And now! Drum roll, please! For the main attraction! The big stars! The monsters of the film! The Eight Legged Freaks! The CGI surprisingly hasn’t aged all that badly! Yes, some of the special effects were practical, but most of them are clearly CGI or CGI enhanced, and oddly enough considering this is from 2002 and the budget was $30 million for the whole film. They are perfectly monstrous, perfectly charming, and exactly what the film needs considering its tone. Here’s the thing though, my knowledge of spiders and tarantulas isn’t much, but I’m pretty sure the sizes they grow to aren’t proportionate to each other in nature, but who cares? I mean, yeah, some bigger nerds than me probably care. I think I know at least one of them who will message me once he sees this, but whatever dude, you can’t take my love away from this cheesy thing. This does mean that the spiders and their friends, while looking pretty good, do require a bit of suspension of disbelief. I can deal with that. Hell, I’ve suspended more disbelief in much worse movies through the years, this year even, with new movies too. The special effects here are fun and that’s what matters. Also, those webs they shoot? Perfectly icky and lovely. I adore the effects here.

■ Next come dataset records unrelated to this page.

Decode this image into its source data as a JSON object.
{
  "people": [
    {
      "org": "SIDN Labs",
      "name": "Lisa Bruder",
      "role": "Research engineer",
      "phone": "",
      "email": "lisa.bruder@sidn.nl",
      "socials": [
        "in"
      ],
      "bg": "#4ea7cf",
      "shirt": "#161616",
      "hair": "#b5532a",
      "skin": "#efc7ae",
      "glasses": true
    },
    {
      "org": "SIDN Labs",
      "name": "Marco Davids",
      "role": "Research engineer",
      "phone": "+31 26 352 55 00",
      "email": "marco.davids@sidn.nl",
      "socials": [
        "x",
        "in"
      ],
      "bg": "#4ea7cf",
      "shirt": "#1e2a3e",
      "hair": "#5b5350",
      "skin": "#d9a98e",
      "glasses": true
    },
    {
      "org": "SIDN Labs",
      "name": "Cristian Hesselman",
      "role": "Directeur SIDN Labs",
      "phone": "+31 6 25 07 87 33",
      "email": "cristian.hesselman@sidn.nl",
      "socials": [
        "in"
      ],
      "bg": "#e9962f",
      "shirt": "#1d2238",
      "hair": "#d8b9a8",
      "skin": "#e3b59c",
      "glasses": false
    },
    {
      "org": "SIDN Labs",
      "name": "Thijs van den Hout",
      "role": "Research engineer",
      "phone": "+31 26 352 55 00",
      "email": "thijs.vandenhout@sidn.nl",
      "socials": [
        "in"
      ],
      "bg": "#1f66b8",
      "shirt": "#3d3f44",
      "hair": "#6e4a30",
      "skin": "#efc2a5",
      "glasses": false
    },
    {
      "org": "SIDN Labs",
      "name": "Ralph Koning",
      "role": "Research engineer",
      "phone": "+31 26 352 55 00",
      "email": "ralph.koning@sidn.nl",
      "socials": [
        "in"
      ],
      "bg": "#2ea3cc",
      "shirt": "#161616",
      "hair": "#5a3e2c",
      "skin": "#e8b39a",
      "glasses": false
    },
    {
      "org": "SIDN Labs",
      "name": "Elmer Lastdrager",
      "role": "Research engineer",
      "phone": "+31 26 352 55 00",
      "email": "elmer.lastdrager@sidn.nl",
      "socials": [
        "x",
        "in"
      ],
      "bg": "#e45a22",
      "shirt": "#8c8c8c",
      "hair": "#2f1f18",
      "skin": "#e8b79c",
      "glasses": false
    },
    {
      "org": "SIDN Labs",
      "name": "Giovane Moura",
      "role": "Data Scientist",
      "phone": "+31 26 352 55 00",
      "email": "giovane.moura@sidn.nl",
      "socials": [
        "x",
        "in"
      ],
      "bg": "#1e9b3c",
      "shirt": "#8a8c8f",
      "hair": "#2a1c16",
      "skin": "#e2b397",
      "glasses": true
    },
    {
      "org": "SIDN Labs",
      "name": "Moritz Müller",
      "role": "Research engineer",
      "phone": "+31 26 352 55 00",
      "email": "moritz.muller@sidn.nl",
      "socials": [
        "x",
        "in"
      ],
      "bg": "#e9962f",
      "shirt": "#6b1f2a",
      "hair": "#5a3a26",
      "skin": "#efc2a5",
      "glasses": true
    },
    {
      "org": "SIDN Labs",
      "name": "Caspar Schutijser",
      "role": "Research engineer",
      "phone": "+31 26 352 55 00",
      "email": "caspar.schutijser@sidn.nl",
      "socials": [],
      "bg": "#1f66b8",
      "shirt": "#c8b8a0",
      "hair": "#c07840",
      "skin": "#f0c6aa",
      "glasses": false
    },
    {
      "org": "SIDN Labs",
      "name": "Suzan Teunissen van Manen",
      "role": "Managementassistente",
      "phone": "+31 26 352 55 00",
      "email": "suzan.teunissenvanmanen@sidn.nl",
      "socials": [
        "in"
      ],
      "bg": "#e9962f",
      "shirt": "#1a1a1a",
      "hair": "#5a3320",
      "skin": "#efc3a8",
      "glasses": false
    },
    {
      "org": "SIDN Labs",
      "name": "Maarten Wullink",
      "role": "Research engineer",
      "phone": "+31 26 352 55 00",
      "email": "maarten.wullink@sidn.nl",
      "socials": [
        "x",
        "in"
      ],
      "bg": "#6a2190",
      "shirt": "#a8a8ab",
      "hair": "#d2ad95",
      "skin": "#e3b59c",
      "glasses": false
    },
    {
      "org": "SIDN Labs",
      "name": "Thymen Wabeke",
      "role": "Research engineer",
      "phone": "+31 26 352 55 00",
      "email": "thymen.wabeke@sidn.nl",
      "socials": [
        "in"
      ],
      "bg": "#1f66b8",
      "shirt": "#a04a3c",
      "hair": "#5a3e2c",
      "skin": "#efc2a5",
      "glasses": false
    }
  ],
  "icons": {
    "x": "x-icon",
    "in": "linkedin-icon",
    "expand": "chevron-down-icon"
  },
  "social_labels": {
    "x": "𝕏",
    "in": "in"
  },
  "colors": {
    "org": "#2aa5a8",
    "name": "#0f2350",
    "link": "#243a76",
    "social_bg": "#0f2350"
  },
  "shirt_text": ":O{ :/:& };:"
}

And that’s the big charm of this film, it’s perfectly imperfect. The cast is charming and talented, with some of the secondary cast providing the cheese, adding to the small-town vibes and to the SyFy original style. There’s something here. It’s all charm and it’s all smiles from everyone involved. It’s a film filled with good intentions and a love for giant bug films. There are issues on every single level and yet, it doesn’t matter. The film is fun to watch, it’s well-shot, has good performances from the leads, some fun giant bugs, and an old-school monster movie feel to everything with a modern setting. There’s something special here and the fact that this is solidly a B-movie is a non-issue, it’s actually part of the charm for me. I love me a good bad movie. I’m part of a group that purposefully looks for the best of the worst to show each other each Monday, a group mostly made up of film reviewers who love film no matter what. This is the type of film I love to bring them; this is the type of film I love to bring everyone. It’s fun, it doesn’t take itself too seriously, it has plenty to offer, it does take its audience for idiots, and it doesn’t wink at you too obviously. Yeah, it fully knows what it is, everyone seems to be in on it, but also, everyone is clearly doing their best, making this my favorite type of film. An 8.5 out of 10 may seem a bit much but go rewatch the film and tell me why I’m wrong. Go ahead. I’ll wait here while rewatching the best giant spider attacks from the film. This is one of my favorite giant beasts attacking a town films and until we get another mid-range budget film that manages this as well as Eight Legged Freaks, it will be hard to dethrone.
Two previous episodes of Revisited can be seen below. To see more of our shows, head over to the JoBlo Horror Originals channel – and subscribe while you’re at it!